Insurable interest is an important concept to understand, particularly as it relates to Michigan auto insurance.
Insurable interest is an insurance term that means the owner of an insurance policy must have a financial interest in any item they insure.
With auto insurance an insurable interest must exist both at the time a vehicle is originally insured and at the time a loss occurs.
On the surface this sounds simple: In order to insure a vehicle, and in order to collect insurance benefits if a loss occurs, you need to be a titled owner or leaseholder of that vehicle.
Unfortunately, insurable interest can become confusing when consumers either don’t understand the concept or, misguidedly, attempt to insure vehicles incorrectly.

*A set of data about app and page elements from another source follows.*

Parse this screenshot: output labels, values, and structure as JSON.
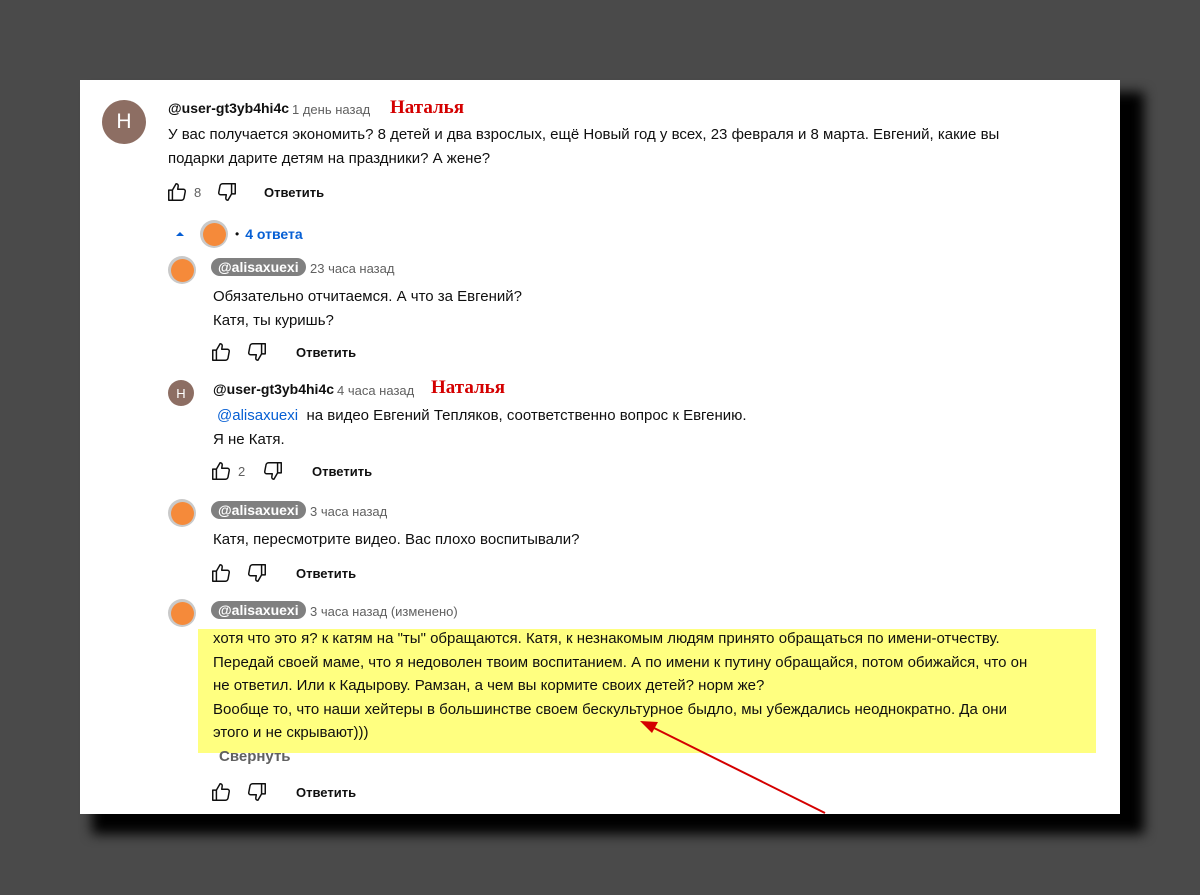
{
  "comment": {
    "avatar_letter": "H",
    "author": "@user-gt3yb4hi4c",
    "time": "1 день назад",
    "note": "Наталья",
    "text_line1": "У вас получается экономить? 8 детей и два взрослых, ещё Новый год у всех, 23 февраля и 8 марта.  Евгений, какие вы",
    "text_line2": "подарки дарите детям на праздники? А жене?",
    "likes": "8",
    "reply_label": "Ответить"
  },
  "replies_toggle": {
    "label": "4 ответа",
    "separator": "•"
  },
  "replies": [
    {
      "author": "@alisaxuexi",
      "time": "23 часа назад",
      "line1": "Обязательно отчитаемся. А что за Евгений?",
      "line2": "Катя, ты куришь?",
      "reply_label": "Ответить"
    },
    {
      "avatar_letter": "H",
      "author": "@user-gt3yb4hi4c",
      "time": "4 часа назад",
      "note": "Наталья",
      "mention": "@alisaxuexi",
      "line1_rest": "на видео Евгений Тепляков, соответственно вопрос к Евгению.",
      "line2": "Я не Катя.",
      "likes": "2",
      "reply_label": "Ответить"
    },
    {
      "author": "@alisaxuexi",
      "time": "3 часа назад",
      "line1": "Катя, пересмотрите видео. Вас плохо воспитывали?",
      "reply_label": "Ответить"
    },
    {
      "author": "@alisaxuexi",
      "time": "3 часа назад (изменено)",
      "lines": [
        "хотя что это я? к катям на \"ты\" обращаются. Катя, к незнакомым людям принято обращаться по имени-отчеству.",
        "Передай своей маме, что я недоволен твоим воспитанием. А по имени к путину обращайся, потом обижайся, что он",
        "не ответил. Или к Кадырову. Рамзан, а чем вы кормите своих детей? норм же?",
        "Вообще то, что наши хейтеры в большинстве своем бескультурное быдло, мы убеждались неоднократно. Да они",
        "этого и не скрывают)))"
      ],
      "collapse_label": "Свернуть",
      "reply_label": "Ответить"
    }
  ],
  "colors": {
    "background": "#4a4a4a",
    "panel": "#ffffff",
    "highlight": "#ffff80",
    "annotation_red": "#d40000",
    "link_blue": "#065fd4",
    "avatar_letter_bg": "#8d6e63",
    "avatar_orange": "#f58a3a"
  },
  "icons": [
    "thumb-up-icon",
    "thumb-down-icon",
    "chevron-up-icon",
    "red-arrow-annotation"
  ]
}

A husband and wife are considered one legal entity by insurance companies. Therefore, one or both members of a married couple may be listed as the owner(s) of an insurance policy and either or both individuals may be listed as the titled owner or leaseholder of a vehicle insured on that policy.

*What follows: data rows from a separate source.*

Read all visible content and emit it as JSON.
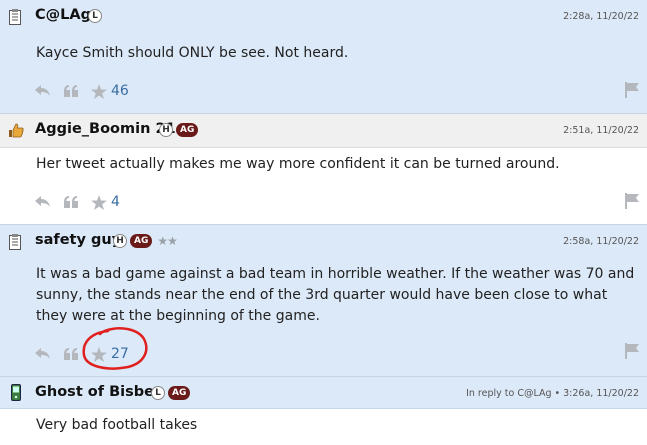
{
  "posts": [
    {
      "username": "C@LAg",
      "badges": [
        "L"
      ],
      "ag_badge": "",
      "stars": "",
      "timestamp": "2:28a, 11/20/22",
      "text": "Kayce Smith should ONLY be see. Not heard.",
      "star_count": "46",
      "avatar_icon": "notepad-icon"
    },
    {
      "username": "Aggie_Boomin 21",
      "badges": [
        "H"
      ],
      "ag_badge": "AG",
      "stars": "",
      "timestamp": "2:51a, 11/20/22",
      "text": "Her tweet actually makes me way more confident it can be turned around.",
      "star_count": "4",
      "avatar_icon": "thumbs-up-icon"
    },
    {
      "username": "safety guy",
      "badges": [
        "H"
      ],
      "ag_badge": "AG",
      "stars": "★★",
      "timestamp": "2:58a, 11/20/22",
      "text": "It was a bad game against a bad team in horrible weather. If the weather was 70 and sunny, the stands near the end of the 3rd quarter would have been close to what they were at the beginning of the game.",
      "star_count": "27",
      "avatar_icon": "notepad-icon"
    },
    {
      "username": "Ghost of Bisbee",
      "badges": [
        "L"
      ],
      "ag_badge": "AG",
      "stars": "",
      "timestamp": "In reply to C@LAg • 3:26a, 11/20/22",
      "text": "Very bad football takes",
      "star_count": "",
      "avatar_icon": "phone-icon"
    }
  ],
  "colors": {
    "header_blue": "#dce9f8",
    "header_gray": "#f0f0f0",
    "ag_badge": "#6b1a1a",
    "count_blue": "#3a6ea5",
    "annotation_red": "#e0201f"
  }
}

Other than a married couple, for any vehicle to be properly insured, the named owner of an auto insurance policy must be a titled owner or leaseholder of the insured vehicle. This means:
- A parent cannot insure a child’s vehicle if the child is the sole titled owner or leaseholder of that vehicle
- Unmarried couples cannot combine their separate vehicles on one auto policy, unless the individual specifically named as the insurance policy owner is a titled owner or leaseholder of each vehicle
- Roommates cannot combine their vehicles on one auto insurance policy
- An individual cannot insure a “friends” vehicle out of the goodness of their heart – or because the friend is ineligible or unable to afford their own auto insurance
Some of those examples may seem obvious however, having been in the insurance business for over 25 years, I’ve encountered each of those situations numerous times.
The most common occurrence of individuals incorrectly insuring a vehicle is when a parent attempts to insure a vehicle that is solely owned by their child.
What frequently happens in this situation is ownership of a vehicle is transferred from a parent to a son or daughter when that child strikes out on their own. The youngster often receives a “sticker shock” when they obtain a quote for their own auto insurance policy – the pricing on their own likely missing some of the favorable advantages of being insured on their parents’ auto insurance policy including their parents’ good credit history, multi-car, and multi-policy discounts.
In that situation people sometimes mistakenly think a solution is to simply not tell their insurance company and leave the child and their vehicle on the parents auto insurance policy. Unfortunately this scheme to save on insurance costs can, and very likely will, backfire if there is a significant claim (see Michigan court case “Hoskins vs Miller“).
As mentioned earlier, insurable interest must exist both at the time a vehicle is originally insured and at the time a loss occurs. If there is a significant claim you can be assured your insurance company will review all pertinent details, including whether the policy owner had an insurable interest in the vehicle.
Making certain you are properly insured is a vital step to having the assurance your Michigan auto insurance policy will respond as expected if a loss occurs.